The Saudi-led coalition, which waged a campaign to roll back Houthis after Hadi fled the country in March (but who returned to the temporary capital in Aden last month), carried out a series of air strikes in Taiz, including one that inadvertently killed hundreds of civilians. The standoff in Taiz is rooted in the division within the ten-member U.S.-backed Saudi-led coalition. Part of the coalition, including the United Arab Emirates and Egypt, opposes arming the Muslim Brotherhood’s Islah Party, from which the Yemeni resistance leader Said Hamoud al-Mekhlafi hails. Saudi Arabia, on the other hand, is a longtime backer of the Islah Party, but has been shifting its alliances and directing most of its financial support to ultraconservative Salafis.
On the once busy commercial districts and main streets, such as Gamal Abdel-Nasser Boulevard, shops are now shuttered, hotels are empty, and the doors of restaurants, clinics, barbers, and tailors are sealed off.

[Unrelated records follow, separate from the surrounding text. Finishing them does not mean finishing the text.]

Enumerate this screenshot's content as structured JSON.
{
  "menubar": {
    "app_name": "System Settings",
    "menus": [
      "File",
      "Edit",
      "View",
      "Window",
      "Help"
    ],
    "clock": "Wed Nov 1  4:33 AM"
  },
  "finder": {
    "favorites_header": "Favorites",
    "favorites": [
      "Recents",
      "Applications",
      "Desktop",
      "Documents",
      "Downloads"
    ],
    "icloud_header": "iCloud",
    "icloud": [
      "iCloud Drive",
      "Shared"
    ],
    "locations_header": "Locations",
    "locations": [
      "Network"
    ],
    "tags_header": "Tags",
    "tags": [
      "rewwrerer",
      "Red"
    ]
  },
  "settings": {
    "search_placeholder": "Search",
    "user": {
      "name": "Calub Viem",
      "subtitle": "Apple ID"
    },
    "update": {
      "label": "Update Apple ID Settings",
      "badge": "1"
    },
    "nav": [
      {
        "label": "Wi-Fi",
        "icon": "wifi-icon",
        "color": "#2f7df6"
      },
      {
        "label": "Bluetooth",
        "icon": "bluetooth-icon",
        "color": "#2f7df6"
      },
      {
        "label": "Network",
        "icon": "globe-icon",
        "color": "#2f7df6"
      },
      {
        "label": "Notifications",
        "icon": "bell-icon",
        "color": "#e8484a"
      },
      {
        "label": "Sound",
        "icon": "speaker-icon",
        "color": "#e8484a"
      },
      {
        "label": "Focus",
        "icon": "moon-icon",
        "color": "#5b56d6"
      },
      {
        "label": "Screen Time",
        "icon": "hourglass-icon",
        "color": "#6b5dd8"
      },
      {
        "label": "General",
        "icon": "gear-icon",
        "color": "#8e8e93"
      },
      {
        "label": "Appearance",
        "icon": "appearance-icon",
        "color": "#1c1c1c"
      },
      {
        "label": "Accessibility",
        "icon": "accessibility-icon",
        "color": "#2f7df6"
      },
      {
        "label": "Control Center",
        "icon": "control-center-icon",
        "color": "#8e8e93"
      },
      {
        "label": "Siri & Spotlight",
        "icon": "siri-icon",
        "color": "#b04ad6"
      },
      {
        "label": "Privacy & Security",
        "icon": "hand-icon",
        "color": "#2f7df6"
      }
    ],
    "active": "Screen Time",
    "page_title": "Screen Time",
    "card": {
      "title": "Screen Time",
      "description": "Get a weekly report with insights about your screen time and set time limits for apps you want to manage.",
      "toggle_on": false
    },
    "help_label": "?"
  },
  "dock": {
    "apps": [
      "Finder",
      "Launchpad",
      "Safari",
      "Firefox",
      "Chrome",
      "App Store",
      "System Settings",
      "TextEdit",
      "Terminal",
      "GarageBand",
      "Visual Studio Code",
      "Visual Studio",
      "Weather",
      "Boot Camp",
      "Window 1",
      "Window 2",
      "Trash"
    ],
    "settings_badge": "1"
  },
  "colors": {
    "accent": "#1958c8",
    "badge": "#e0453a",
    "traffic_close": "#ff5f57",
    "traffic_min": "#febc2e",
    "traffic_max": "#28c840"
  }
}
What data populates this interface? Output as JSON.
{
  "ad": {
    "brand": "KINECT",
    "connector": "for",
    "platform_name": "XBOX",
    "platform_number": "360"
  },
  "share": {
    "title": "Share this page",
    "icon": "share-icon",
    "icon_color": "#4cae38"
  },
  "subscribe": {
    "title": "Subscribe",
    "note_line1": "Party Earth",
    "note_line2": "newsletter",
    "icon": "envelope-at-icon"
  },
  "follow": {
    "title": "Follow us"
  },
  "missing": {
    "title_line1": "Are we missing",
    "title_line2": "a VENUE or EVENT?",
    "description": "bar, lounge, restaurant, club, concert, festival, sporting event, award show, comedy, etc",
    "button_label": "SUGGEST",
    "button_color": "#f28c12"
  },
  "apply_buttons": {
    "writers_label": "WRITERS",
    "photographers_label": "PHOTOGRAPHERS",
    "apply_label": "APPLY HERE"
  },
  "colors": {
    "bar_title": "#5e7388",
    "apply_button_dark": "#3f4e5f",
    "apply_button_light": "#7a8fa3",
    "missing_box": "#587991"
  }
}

Meanwhile, mountains of garbage fill street corners and an overwhelming stench fills the air. Garbage trucks stopped picking up the trash after the city was hit by a severe fuel shortage. The lack of sanitation then triggered an outbreak of the mosquito-borne dengue virus. Hundreds have fallen ill.
But dengue fever isn’t the worst threat facing citizens of the town. “The siege is lethal,” Mohammed al-Sabri, a member of the resistance’s city service committee, which answers to an executive council chaired by al-Mekhlafi, told me. Indeed, in less than a month, 31-year-old Moniera Mahyoub lost her husband and her two daughters in separate incidents. Her daughters were killed by shrapnel and a stray bullet killed her husband.
“In a blink of an eye, they were gone,” she told me. “When I hear bombing, I snatch my two sons, the only ones left, run to the kitchen, and hide in there.”
She showed me a closet where her two daughters had scribbled on the walls, “We love you Mama.”
AYISHA AMR is a pseudonym for a reporter who writes from Yemen and Egypt.